To what degree do economists disagree about key economic questions? To provide evidence, we make use of the responses to a series of questions posed to a distinguished panel of economists put together by the Chicago School of Business. Based on our analysis, we find a broad consensus on these many different economic issues, particularly when the past economic literature on the question is large. Any differences are unrelated to observable characteristics of the Panel members, other than men being slightly more likely to express an opinion. These differences are idiosyncratic, with no support for liberal vs. conservative camps.
Interesting that differences are idiosyncratic with no support for a liberal vs. conservative divide.
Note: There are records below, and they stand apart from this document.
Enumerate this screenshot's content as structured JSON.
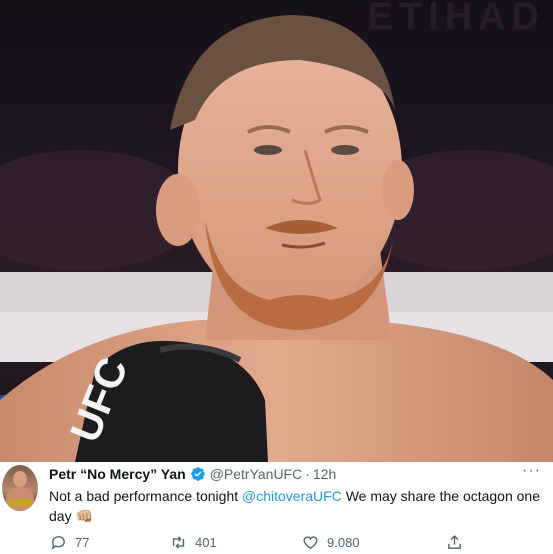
{
  "photo": {
    "watermark": "ETIHAD",
    "glove_text": "UFC",
    "flag_colors": [
      "#ffffff",
      "#1a4fa3",
      "#d52b1e"
    ]
  },
  "tweet": {
    "author_name": "Petr “No Mercy” Yan",
    "handle": "@PetrYanUFC",
    "separator": "·",
    "time": "12h",
    "more_icon": "···",
    "text_before": "Not a bad performance tonight ",
    "mention": "@chitoveraUFC",
    "text_after": " We may share the octagon one day ",
    "emoji": "👊🏼",
    "verified_icon": "verified-badge-icon",
    "accent_color": "#1d9bf0"
  },
  "actions": {
    "replies": "77",
    "retweets": "401",
    "likes": "9.080",
    "share_icon": "share-icon"
  }
}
I'm sure non-economists would have thought there would be such a divide.

The questions referred to above can be found here.

One interesting question the panel was asked had to do with China-US Trade:
Question A: Trade with China makes most Americans better off because, among other advantages, they can buy goods that are made or assembled more cheaply in China.
85% of responses were either "Strongly agree or agree". I think the other 15% were "Did not answer". I can't find anyone who "Disagreed or Strongly disagreed".

On Free Trade:
Question A: Freer trade improves productive efficiency and offers consumers better choices, and in the long run these gains are much larger than any effects on employment.
85% "Strongly agree or Agree", 5% "Uncertain", the rest I think are "Did not answer". I can't find anyone who "Disagreed or Strongly disagreed".

Another question was on Ticket Resale:
Laws that limit the resale of tickets for entertainment and sports events make potential audience members for those events worse off on average.
68% "Strongly agree or Agree", only 8% "Strongly disagree or Disagree".

On Buy American:
Federal mandates that government purchases should be “buy American” unless there are exceptional circumstances, such as in the American Recovery and Reinvestment Act of 2009, have a significant positive impact on U.S. manufacturing employment.
49% "Strongly disagree or Disagree". 10% "Agree". 0% "Strongly agree".

On Rent Control:
Local ordinances that limit rent increases for some rental housing units, such as in New York and San Francisco, have had a positive impact over the past three decades on the amount and quality of broadly affordable rental housing in cities that have used them.
81% "Strongly disagree or Disagree". 2% "Agree". 0% "Strongly agree".